- _SOURCE RECORDS_
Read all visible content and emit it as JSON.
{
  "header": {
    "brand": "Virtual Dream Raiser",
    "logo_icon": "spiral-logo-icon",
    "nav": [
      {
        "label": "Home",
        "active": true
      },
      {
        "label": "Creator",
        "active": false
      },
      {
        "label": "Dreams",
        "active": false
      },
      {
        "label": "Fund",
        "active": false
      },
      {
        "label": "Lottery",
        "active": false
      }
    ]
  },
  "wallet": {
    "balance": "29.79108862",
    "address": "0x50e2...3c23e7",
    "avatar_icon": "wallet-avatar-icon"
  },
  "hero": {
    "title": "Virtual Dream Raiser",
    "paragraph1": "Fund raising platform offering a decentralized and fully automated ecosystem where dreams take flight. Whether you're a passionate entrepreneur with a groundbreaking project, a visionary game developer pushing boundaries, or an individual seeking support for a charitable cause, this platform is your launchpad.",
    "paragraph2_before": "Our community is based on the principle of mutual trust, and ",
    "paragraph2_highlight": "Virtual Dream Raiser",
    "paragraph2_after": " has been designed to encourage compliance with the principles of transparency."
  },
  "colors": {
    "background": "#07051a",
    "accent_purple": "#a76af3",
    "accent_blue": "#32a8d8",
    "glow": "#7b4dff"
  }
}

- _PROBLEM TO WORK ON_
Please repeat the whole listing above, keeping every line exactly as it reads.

- _RESULT_
Read all visible content and emit it as JSON.
{
  "header": {
    "brand": "Virtual Dream Raiser",
    "logo_icon": "spiral-logo-icon",
    "nav": [
      {
        "label": "Home",
        "active": true
      },
      {
        "label": "Creator",
        "active": false
      },
      {
        "label": "Dreams",
        "active": false
      },
      {
        "label": "Fund",
        "active": false
      },
      {
        "label": "Lottery",
        "active": false
      }
    ]
  },
  "wallet": {
    "balance": "29.79108862",
    "address": "0x50e2...3c23e7",
    "avatar_icon": "wallet-avatar-icon"
  },
  "hero": {
    "title": "Virtual Dream Raiser",
    "paragraph1": "Fund raising platform offering a decentralized and fully automated ecosystem where dreams take flight. Whether you're a passionate entrepreneur with a groundbreaking project, a visionary game developer pushing boundaries, or an individual seeking support for a charitable cause, this platform is your launchpad.",
    "paragraph2_before": "Our community is based on the principle of mutual trust, and ",
    "paragraph2_highlight": "Virtual Dream Raiser",
    "paragraph2_after": " has been designed to encourage compliance with the principles of transparency."
  },
  "colors": {
    "background": "#07051a",
    "accent_purple": "#a76af3",
    "accent_blue": "#32a8d8",
    "glow": "#7b4dff"
  }
}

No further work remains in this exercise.